Data for this exercise:
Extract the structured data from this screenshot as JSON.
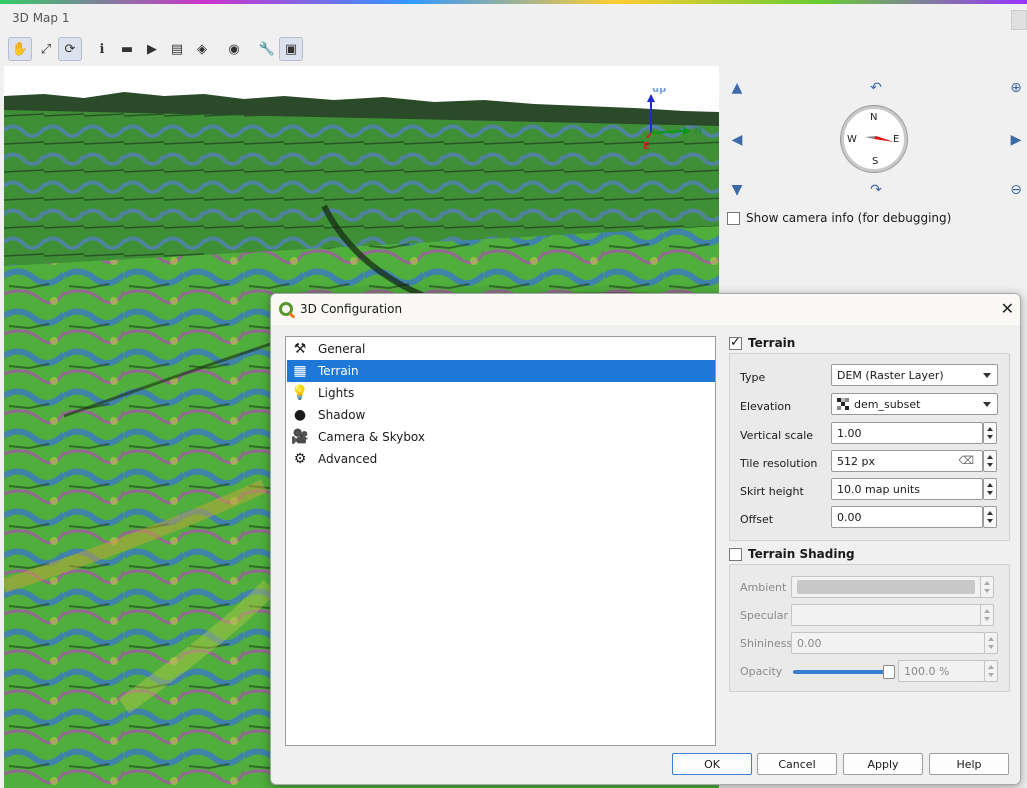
{
  "window": {
    "title": "3D Map 1"
  },
  "toolbar": {
    "items": [
      {
        "name": "pan-icon",
        "glyph": "✋",
        "active": true
      },
      {
        "name": "zoom-full-icon",
        "glyph": "⤢",
        "active": false
      },
      {
        "name": "rotate-icon",
        "glyph": "⟳",
        "active": true
      },
      {
        "name": "identify-icon",
        "glyph": "ℹ",
        "active": false
      },
      {
        "name": "measure-icon",
        "glyph": "▬",
        "active": false
      },
      {
        "name": "animation-icon",
        "glyph": "▶",
        "active": false
      },
      {
        "name": "save-image-icon",
        "glyph": "▤",
        "active": false
      },
      {
        "name": "export-scene-icon",
        "glyph": "◈",
        "active": false
      },
      {
        "name": "camera-view-icon",
        "glyph": "◉",
        "active": false
      },
      {
        "name": "configure-icon",
        "glyph": "🔧",
        "active": false
      },
      {
        "name": "dock-icon",
        "glyph": "▣",
        "active": true
      }
    ]
  },
  "axes": {
    "up": "up",
    "north": "N",
    "east": "E"
  },
  "navigation": {
    "compass": {
      "n": "N",
      "s": "S",
      "e": "E",
      "w": "W"
    },
    "camera_info_label": "Show camera info (for debugging)",
    "camera_info_checked": false
  },
  "dialog": {
    "title": "3D Configuration",
    "close_glyph": "✕",
    "sections": [
      {
        "label": "General",
        "icon": "general-icon",
        "glyph": "⚒",
        "selected": false
      },
      {
        "label": "Terrain",
        "icon": "terrain-icon",
        "glyph": "▦",
        "selected": true
      },
      {
        "label": "Lights",
        "icon": "lights-icon",
        "glyph": "💡",
        "selected": false
      },
      {
        "label": "Shadow",
        "icon": "shadow-icon",
        "glyph": "●",
        "selected": false
      },
      {
        "label": "Camera & Skybox",
        "icon": "camera-icon",
        "glyph": "🎥",
        "selected": false
      },
      {
        "label": "Advanced",
        "icon": "advanced-icon",
        "glyph": "⚙",
        "selected": false
      }
    ],
    "terrain": {
      "header": "Terrain",
      "enabled": true,
      "type_label": "Type",
      "type_value": "DEM (Raster Layer)",
      "elevation_label": "Elevation",
      "elevation_value": "dem_subset",
      "vscale_label": "Vertical scale",
      "vscale_value": "1.00",
      "tileres_label": "Tile resolution",
      "tileres_value": "512 px",
      "skirt_label": "Skirt height",
      "skirt_value": "10.0 map units",
      "offset_label": "Offset",
      "offset_value": "0.00"
    },
    "shading": {
      "header": "Terrain Shading",
      "enabled": false,
      "ambient_label": "Ambient",
      "specular_label": "Specular",
      "shininess_label": "Shininess",
      "shininess_value": "0.00",
      "opacity_label": "Opacity",
      "opacity_value": "100.0 %",
      "opacity_fraction": 1.0,
      "ambient_color": "#c8c8c8"
    },
    "buttons": {
      "ok": "OK",
      "cancel": "Cancel",
      "apply": "Apply",
      "help": "Help"
    }
  }
}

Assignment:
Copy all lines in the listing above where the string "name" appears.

Solution for this exercise:
        "name": "pan-icon",
        "name": "zoom-full-icon",
        "name": "rotate-icon",
        "name": "identify-icon",
        "name": "measure-icon",
        "name": "animation-icon",
        "name": "save-image-icon",
        "name": "export-scene-icon",
        "name": "camera-view-icon",
        "name": "configure-icon",
        "name": "dock-icon",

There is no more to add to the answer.